## Work task
Report all lines from the entries below in which "pattern" appears.

── Data records

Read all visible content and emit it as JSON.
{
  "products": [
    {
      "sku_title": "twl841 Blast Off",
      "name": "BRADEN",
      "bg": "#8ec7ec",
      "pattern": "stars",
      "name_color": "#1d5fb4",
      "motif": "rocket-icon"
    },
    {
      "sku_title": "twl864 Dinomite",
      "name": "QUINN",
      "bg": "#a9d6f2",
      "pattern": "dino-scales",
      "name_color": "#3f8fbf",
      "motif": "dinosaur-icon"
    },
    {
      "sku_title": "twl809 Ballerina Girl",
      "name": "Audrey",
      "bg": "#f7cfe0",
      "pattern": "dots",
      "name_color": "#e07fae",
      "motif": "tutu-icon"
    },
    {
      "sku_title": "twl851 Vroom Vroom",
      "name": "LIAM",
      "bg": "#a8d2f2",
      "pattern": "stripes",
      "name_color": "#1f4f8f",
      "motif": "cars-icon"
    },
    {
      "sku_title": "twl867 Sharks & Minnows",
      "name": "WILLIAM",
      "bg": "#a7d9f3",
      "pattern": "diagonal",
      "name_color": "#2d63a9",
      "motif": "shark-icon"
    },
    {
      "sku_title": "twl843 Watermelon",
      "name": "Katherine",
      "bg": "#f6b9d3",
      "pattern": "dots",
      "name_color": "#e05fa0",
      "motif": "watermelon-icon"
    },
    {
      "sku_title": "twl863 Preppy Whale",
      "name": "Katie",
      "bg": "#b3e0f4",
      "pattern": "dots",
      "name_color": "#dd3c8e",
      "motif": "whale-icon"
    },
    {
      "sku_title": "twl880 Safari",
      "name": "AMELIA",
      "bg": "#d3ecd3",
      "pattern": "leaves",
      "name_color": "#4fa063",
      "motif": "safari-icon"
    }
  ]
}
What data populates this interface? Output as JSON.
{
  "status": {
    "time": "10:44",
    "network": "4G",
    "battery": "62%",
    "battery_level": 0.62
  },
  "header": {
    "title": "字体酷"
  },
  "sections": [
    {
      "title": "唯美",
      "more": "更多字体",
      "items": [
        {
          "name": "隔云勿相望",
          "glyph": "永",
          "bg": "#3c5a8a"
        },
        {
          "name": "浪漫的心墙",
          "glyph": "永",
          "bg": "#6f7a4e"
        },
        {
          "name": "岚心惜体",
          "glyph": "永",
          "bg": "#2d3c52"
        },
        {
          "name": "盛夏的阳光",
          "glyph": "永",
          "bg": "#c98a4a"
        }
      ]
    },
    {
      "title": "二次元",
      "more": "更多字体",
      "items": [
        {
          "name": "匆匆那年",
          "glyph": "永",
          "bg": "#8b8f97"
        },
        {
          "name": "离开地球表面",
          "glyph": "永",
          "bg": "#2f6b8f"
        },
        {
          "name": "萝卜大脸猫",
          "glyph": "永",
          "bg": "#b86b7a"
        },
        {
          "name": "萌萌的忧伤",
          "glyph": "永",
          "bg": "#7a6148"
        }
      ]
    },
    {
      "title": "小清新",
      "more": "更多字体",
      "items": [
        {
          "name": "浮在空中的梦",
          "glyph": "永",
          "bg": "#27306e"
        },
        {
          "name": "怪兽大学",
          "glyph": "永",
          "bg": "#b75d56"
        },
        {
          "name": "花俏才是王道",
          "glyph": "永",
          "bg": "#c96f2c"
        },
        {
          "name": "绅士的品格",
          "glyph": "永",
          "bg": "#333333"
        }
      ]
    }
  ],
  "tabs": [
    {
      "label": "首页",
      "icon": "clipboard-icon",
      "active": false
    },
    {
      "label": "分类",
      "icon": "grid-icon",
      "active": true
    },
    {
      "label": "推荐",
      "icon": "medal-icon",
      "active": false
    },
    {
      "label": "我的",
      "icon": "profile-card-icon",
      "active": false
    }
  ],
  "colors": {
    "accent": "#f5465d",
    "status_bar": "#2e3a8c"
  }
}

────

## Answer for the task
      "pattern": "stars",
      "pattern": "dino-scales",
      "pattern": "dots",
      "pattern": "stripes",
      "pattern": "diagonal",
      "pattern": "dots",
      "pattern": "dots",
      "pattern": "leaves",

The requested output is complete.